Informal discussions with the NATO International Staff help determine the scope of the project. Project proposals set out in detail the work to be undertaken, the costs involved and the implementation schedule. The formal launch of a project is the trigger to start raising funds. Subject to completion of formal legal agreements, work can start once sufficient funds have been received.
Trust Fund projects seek to ensure adherence to the highest environmental, health and safety standards, and recycling of materials is an integral part of many projects. Local facilities and resources are used to implement projects, where possible, so as to build local capacity in the partner countries concerned, ensuring sustainability.
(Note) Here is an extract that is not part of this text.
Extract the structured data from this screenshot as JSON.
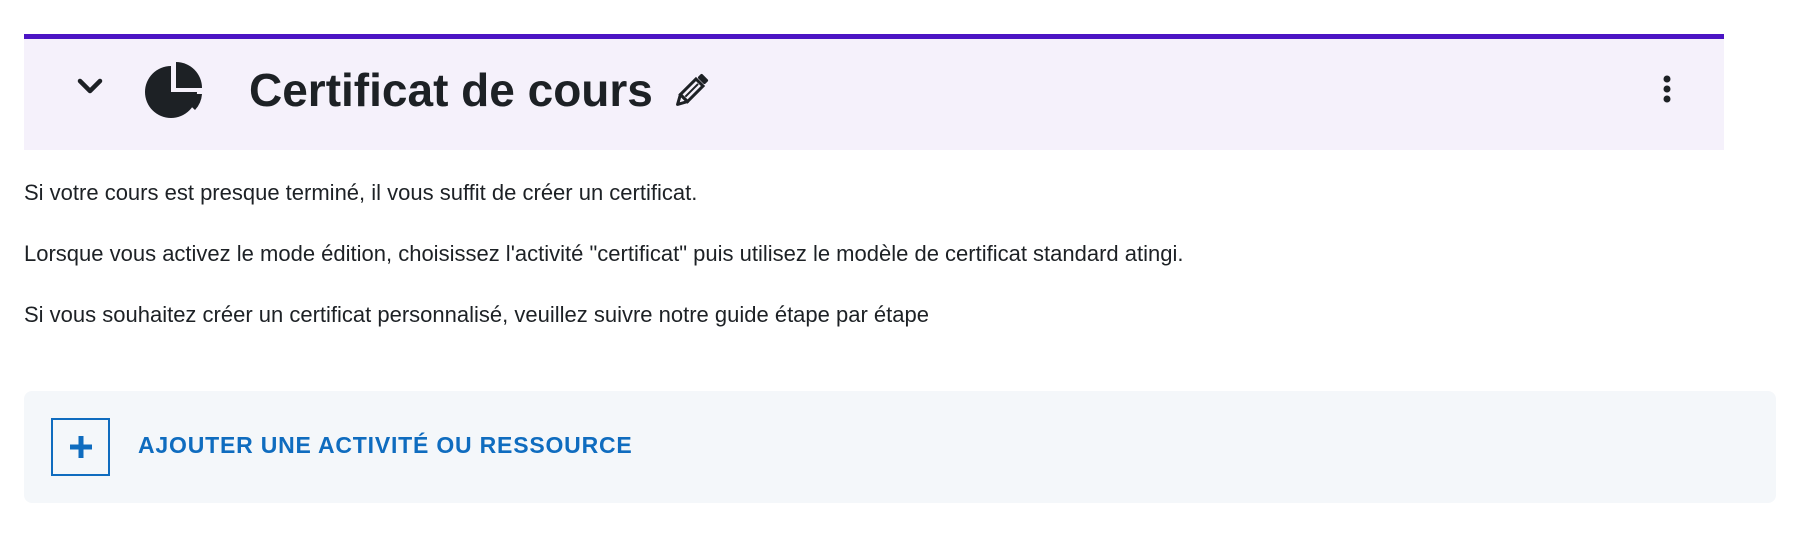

NATO cooperates actively with other international organisations and other relevant actors on Trust Fund projects to ensure coherence and effectiveness, as well as to avoid duplication of efforts. For example, NATO has cooperated with the International Organization for Migration (IOM), which was, for instance, the executing agent for the retraining Trust Fund projects in the Balkans; the United Nations Development Programme (UNDP), which also implemented a NATO-initiated Trust Fund in Tajikistan; the European Commission (EC); and the Organization for Security and Co-operation in Europe (OSCE).
The NATO Support Agency (NSPA) – formerly the NATO Maintenance and Supply Agency (NAMSA) –plays an essential role in the development and implementation of Trust Fund projects. It offers technical advice and a range of management services and has often been appointed to act as the executing agent for demilitarization projects by lead nations. This involves overseeing the development of project proposals as well as the competitive bidding process to ensure transparency and value for money in the execution of projects.
Once the project proposal is agreed by the lead nation and the host nation, it is presented to the Political and Partnerships Committee in EAPC (Euro-Atlantic Partnership Council) format. This body serves as a formal forum to discuss the project and attract potential support and resources.
The Trust Fund policy was established in September 2000 to assist Euro-Atlantic partner countries in the safe destruction of stockpiled anti-personnel landmines. It provided the Alliance with a practical mechanism to assist partners to meet their obligations under the Ottawa Convention on the prohibition of the use, stockpiling, production and transfer of anti-personnel mines and their destruction.
Initial success in the safe destruction of anti-personnel landmines led to an extension of the policy to include conventional munitions, as well as small arms and light weapons. In recent years, the scope of the Trust Fund policy has been further expanded to support wider defence transformation initiatives. It has also been extended geographically and is now open to all partner countries participating in NATO’s structured partnership frameworks – Euro-Atlantic Partnership Council/Partnership for Peace, the Mediterranean Dialogue and the Istanbul Cooperation Initiative –as well as partners across the globe.
The implementation of the Trust Fund policy includes measures and activities related to the adoption of best practices, and to the commitment of promoting transparency and good governance. In this context, NATO strives to implement United Nations Security Council Resolution 1325 on gender mainstreaming in its projects.